85 to 105 days.
After pollination the fertilized seeds start to develop and ripen.
This stage of our sunflower is fascinating in itself. The main object of its whole life cycle has come to this, producing as many healthy seeds as it can. The back of the sunflowers head starts to turn yellow, this is perfectly natural tells us that the seeds are ripening. This process could last up to 125 days depending on the variety and conditions.
The ripening seeds attract birds, animals and bugs to feast on. Watching these critters enjoy my sunflowers is a guilty pleasure of mine. it also acts as an education for children to spot different species of wildlife visiting your sunflower patch.
This stage is ideal to decide whether to harvest or not.
Stage 8. Harvesting
105 to 125 days.
The ripened seeds are ready to harvest.
At this stage the sunflowers head starts to droop and turn brown. If you have decided to harvest the seeds for feeding your pets, or yourself, or to store for winter feed for the wildlife, then this will be a good time to do so. You can do this by cutting the stem about 4 inches below the sunflowers head, store it upside down in a breathable bag in a dry place away from wildlife and pets.
If you’ve grown your sunflower for the wildlife to enjoy and a nifty creature hasn’t eaten all of the fallen seeds, then maybe the seeds might nestle in the undergrowth where they stay dormant for the winter.
Then, come the warmth of the following spring the seeds wake up, they start to germinate and a sunflower seedling will appear, and we can once again marvel in the 8 wonderful stages of our sunflowers growth timeline.
Sunflower Timeline Growth Chart
The chart below represents a visual representation of the 8 Sunflower Growth Timeline stages as a quick reference guide for you. I hope it helps
I hope this has been helpful and a fascinating read to you as it has been for me to write. I bimble about my garden enjoying the fruits of my labour and sometimes take for granted the marvels of mother nature. She nurtures the seeds I plant at the beginning of the spring, for a harvest by the late summer.
Writing this has made me realise the awe I have for how my sunflowers grow. The time it takes and the way they use every opportunity to get the best from their environment, without impacting on it. And at the end of their timeline they give back what their growth has produced.
When do sunflowers bloom? For an annual giant sunflower to bloom, It’s usually about 120 to 180 days after being sown (17 to 26 weeks). But This can vary for all the different varieties in the world and The condition you grow them in.
No two sunflowers are the same, not even if the seeds come from the same plant.
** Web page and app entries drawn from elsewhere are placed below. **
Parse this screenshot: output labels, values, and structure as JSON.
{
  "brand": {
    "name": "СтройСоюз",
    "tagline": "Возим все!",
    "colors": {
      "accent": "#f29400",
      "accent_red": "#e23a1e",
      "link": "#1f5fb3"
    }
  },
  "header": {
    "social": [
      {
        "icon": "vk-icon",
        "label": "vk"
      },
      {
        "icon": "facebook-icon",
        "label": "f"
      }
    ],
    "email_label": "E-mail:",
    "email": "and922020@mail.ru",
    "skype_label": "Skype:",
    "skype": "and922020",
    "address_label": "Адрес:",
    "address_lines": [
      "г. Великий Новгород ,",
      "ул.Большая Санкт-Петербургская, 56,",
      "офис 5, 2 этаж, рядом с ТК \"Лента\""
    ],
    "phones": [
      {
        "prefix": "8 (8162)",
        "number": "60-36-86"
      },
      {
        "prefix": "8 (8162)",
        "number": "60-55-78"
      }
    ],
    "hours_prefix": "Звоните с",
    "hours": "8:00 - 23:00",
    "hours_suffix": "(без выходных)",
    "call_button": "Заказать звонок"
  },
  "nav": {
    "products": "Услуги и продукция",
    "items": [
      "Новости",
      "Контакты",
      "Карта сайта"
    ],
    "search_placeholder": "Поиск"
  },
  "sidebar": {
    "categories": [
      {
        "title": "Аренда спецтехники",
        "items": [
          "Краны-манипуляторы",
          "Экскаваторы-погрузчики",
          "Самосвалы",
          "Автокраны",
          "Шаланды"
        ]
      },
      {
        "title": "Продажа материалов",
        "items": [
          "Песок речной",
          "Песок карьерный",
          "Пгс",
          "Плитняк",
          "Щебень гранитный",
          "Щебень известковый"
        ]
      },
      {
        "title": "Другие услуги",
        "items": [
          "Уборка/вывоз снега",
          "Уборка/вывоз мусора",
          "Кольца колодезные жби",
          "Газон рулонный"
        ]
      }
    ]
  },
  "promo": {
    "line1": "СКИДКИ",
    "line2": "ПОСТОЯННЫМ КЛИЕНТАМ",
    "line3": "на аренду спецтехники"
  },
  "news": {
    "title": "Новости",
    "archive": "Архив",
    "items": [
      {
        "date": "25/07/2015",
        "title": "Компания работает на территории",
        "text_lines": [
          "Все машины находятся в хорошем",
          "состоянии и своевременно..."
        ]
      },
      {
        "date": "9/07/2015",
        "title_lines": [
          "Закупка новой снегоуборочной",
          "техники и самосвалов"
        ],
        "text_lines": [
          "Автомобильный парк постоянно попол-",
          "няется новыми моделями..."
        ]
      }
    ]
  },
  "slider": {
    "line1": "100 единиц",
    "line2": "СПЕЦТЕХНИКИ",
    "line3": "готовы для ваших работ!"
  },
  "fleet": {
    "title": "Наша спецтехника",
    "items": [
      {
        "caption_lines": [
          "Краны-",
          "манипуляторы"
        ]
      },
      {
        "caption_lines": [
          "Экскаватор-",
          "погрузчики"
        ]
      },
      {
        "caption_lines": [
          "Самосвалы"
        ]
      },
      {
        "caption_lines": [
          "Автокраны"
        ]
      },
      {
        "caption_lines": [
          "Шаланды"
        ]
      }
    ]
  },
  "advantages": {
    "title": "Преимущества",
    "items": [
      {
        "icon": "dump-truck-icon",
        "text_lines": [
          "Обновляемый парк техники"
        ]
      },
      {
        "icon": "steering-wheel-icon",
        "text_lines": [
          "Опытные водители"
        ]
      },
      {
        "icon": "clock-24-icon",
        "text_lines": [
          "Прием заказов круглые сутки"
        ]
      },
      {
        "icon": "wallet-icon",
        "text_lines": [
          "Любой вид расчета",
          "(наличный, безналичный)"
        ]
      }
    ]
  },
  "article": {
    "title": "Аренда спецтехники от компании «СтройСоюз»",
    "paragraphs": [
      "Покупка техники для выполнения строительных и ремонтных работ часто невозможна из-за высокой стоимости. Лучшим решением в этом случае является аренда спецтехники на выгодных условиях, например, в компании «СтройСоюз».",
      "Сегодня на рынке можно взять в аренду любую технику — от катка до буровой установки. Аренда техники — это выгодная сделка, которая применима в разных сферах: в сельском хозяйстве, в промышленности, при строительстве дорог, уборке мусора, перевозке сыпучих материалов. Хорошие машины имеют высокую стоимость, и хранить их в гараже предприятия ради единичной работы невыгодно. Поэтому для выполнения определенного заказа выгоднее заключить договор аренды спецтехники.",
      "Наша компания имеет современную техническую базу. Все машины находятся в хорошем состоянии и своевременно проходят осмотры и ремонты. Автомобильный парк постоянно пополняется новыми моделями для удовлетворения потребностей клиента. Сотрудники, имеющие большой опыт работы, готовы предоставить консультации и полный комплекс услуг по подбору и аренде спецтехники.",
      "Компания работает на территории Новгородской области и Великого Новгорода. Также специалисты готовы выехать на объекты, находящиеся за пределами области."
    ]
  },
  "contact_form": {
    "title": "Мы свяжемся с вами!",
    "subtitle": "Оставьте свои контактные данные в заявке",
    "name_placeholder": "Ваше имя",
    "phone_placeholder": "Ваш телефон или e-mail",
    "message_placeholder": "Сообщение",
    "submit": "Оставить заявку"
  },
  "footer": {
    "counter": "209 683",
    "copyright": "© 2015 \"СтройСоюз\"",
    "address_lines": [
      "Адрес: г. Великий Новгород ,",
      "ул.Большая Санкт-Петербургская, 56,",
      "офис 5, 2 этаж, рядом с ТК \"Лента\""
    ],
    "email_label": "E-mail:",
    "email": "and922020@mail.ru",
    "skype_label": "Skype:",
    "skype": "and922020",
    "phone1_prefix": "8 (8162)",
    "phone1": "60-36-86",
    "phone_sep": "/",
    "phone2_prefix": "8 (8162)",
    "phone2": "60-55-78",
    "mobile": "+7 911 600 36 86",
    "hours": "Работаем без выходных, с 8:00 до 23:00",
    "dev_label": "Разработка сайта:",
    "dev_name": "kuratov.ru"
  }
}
In fact, not all sunflowers are sunflowers! If you want to know when they will bloom in your part of the world then check out our table here
How much does a sunflower grow in a week? Sunflowers are a very fast growing plant. Their development depends on the condition you grow them in, and the care they’re given. Because they’re fast growing, growth is so variable for each one, but interesting to measure the growth of your own sunflower week by week.
Check the packet on your seeds to see how tall the sunflower is expected to grow. Then to find an average of growth per month, divide that height over the period, allowing about a month at the end when it no longer grows or just focuses on blooming.
So for example over a 5 month growing period from planting to the start of blooming, you can expect a 6 foot variety of sunflower to grow around 8-10 inches (20-25 cm) per month. Then divide approximately by 4 (approx) to arrive at the sunflower growth per week.
What time of year do sunflowers bloom? The tall single giant headed varieties usually bloom towards late summer and last for 2 to 3 weeks. The smaller and multi headed varieties, perennials too, can start blooming at the beginning of summer and if deadheaded regularly they will keep flowering throughout the summer months.
All illustrations by Pamela-Anne, and are the property of shesaidsunflower.com